> _Task_
Your answer should consist of the lines in the following data that contain "forma".

> _Entries supplied_
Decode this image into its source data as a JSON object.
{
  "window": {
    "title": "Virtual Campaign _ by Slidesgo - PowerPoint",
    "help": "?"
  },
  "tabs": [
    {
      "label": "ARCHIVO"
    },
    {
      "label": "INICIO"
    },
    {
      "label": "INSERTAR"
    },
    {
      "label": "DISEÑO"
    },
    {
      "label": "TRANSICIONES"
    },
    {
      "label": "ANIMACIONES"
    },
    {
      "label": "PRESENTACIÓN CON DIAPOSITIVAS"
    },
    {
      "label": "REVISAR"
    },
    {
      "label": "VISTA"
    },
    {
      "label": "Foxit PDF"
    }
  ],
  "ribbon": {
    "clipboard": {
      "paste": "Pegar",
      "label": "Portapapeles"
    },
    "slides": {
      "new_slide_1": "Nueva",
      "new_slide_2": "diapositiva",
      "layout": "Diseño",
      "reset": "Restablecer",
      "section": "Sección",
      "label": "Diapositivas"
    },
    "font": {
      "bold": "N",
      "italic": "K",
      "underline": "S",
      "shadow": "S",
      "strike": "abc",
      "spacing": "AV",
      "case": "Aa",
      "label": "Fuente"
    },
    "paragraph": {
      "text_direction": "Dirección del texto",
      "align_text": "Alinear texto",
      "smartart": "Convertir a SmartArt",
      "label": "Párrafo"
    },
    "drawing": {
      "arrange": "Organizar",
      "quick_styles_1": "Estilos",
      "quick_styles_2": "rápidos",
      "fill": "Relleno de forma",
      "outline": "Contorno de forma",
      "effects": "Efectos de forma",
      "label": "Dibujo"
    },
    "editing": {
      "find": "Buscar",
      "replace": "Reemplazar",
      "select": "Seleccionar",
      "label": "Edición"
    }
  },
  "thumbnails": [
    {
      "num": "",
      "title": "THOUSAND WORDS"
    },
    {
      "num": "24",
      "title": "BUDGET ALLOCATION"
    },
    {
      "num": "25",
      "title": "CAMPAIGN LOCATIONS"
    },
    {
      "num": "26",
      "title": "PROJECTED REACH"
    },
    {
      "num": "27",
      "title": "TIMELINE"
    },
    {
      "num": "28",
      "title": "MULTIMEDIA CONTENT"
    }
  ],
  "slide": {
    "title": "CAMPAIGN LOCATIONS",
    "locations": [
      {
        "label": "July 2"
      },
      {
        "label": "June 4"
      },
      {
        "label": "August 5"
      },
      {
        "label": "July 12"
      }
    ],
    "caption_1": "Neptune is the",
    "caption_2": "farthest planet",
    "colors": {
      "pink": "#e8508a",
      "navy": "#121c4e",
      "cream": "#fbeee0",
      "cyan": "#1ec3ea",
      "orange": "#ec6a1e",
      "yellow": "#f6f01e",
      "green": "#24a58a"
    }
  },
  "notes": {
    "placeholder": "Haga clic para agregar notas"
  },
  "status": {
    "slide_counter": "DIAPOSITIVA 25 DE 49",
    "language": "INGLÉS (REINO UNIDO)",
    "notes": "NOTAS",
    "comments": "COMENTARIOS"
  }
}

> _Written response_
      "fill": "Relleno de forma",
      "outline": "Contorno de forma",
      "effects": "Efectos de forma",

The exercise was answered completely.